[Records from a dataset]

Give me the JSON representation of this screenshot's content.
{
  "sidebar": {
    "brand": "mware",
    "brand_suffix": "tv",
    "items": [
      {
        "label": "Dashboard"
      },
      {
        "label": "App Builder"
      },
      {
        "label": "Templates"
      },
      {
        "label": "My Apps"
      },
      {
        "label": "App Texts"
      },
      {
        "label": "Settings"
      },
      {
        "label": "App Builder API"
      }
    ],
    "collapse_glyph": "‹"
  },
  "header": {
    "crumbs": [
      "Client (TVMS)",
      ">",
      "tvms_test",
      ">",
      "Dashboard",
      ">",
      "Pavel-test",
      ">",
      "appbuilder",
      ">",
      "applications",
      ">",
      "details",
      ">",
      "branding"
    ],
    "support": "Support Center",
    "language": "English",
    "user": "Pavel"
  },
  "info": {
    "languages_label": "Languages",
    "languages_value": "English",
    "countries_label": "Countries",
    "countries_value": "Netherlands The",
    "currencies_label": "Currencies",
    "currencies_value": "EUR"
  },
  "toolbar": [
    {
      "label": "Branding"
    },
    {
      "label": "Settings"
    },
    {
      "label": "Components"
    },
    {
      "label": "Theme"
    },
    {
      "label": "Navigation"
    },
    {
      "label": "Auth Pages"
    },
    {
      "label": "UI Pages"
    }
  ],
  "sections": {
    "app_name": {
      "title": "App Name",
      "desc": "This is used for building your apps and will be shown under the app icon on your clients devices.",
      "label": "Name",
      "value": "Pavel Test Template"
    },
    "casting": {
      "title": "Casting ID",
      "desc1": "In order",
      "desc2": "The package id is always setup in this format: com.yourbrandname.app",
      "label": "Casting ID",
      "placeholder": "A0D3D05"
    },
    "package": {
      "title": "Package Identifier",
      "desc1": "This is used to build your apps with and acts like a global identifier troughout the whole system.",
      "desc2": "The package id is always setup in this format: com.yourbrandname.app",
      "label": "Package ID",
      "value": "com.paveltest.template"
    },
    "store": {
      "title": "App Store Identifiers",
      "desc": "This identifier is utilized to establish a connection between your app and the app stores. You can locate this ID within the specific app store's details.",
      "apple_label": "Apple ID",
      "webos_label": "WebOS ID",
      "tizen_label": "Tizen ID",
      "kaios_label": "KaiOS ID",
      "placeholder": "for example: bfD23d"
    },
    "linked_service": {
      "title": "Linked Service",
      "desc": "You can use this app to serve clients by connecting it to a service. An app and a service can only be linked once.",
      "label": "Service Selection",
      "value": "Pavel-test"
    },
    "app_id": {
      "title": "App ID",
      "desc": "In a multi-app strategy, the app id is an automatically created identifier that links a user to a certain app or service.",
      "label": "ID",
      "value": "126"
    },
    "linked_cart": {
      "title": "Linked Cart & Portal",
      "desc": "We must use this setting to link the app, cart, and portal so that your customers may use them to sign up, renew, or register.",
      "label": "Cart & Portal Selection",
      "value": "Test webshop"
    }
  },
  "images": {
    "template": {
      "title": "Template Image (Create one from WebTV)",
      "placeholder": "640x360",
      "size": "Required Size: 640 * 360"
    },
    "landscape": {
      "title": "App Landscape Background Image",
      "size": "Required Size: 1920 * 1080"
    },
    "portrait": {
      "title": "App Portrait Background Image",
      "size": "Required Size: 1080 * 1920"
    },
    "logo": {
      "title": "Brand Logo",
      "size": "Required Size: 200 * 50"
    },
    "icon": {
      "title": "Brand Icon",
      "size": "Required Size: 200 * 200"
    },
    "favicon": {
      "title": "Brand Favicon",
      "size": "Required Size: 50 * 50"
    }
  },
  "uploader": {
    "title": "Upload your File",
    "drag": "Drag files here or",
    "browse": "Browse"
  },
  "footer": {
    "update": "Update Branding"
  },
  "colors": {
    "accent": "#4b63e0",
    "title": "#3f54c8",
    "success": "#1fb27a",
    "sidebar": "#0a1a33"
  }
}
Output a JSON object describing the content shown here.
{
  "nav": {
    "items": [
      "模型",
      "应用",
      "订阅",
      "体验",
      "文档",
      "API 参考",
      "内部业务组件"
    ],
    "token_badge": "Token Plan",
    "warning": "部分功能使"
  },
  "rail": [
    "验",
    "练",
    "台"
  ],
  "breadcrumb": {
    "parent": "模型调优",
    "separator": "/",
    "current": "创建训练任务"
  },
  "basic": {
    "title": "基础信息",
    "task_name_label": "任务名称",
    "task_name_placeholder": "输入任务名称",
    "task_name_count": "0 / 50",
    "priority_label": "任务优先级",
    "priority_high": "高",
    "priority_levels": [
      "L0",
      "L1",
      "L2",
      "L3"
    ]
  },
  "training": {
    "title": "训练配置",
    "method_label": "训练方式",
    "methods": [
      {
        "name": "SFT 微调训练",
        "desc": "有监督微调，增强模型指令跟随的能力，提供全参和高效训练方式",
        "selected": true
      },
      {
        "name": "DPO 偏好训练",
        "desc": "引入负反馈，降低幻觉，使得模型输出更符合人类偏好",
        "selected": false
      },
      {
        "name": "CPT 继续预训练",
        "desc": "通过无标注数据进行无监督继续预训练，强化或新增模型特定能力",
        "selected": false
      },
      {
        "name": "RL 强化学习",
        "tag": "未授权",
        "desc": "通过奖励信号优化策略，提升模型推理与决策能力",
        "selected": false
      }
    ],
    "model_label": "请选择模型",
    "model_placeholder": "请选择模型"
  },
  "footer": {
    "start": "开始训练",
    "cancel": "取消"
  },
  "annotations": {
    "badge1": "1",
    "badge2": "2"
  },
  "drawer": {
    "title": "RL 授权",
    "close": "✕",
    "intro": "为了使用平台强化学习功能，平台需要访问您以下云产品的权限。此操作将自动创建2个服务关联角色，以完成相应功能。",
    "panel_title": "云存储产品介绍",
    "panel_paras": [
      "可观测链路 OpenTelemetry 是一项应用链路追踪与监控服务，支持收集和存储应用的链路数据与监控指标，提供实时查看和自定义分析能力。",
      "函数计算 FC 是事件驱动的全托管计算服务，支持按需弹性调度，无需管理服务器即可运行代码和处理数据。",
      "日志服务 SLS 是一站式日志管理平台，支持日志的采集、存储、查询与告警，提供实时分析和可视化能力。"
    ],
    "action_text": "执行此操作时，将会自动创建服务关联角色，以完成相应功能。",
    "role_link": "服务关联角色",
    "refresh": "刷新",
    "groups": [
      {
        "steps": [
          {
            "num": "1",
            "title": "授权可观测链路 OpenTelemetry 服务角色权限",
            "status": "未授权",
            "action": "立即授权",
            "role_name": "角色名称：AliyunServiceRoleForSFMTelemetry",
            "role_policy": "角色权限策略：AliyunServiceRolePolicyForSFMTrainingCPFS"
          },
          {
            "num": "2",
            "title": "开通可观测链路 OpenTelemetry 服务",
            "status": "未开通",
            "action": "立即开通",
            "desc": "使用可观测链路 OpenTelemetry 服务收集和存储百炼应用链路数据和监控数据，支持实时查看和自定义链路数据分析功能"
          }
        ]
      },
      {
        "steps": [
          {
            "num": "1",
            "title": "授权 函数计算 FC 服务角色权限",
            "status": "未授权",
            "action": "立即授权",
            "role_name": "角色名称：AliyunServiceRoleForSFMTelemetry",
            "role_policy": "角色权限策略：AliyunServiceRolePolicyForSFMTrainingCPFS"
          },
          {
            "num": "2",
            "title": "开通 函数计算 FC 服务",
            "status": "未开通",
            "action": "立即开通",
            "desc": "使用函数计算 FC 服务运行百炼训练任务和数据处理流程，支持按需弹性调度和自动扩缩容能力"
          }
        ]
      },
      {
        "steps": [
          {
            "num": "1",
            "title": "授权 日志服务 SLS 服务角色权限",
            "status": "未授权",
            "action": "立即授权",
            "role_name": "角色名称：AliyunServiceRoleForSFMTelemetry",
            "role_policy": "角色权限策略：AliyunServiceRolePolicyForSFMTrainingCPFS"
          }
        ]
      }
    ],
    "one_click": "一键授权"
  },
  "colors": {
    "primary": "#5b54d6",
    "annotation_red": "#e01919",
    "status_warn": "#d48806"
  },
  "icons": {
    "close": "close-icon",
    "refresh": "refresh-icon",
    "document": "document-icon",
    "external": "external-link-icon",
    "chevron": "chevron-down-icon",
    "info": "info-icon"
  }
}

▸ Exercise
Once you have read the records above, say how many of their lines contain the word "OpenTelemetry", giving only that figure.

▸ Answer for the task
4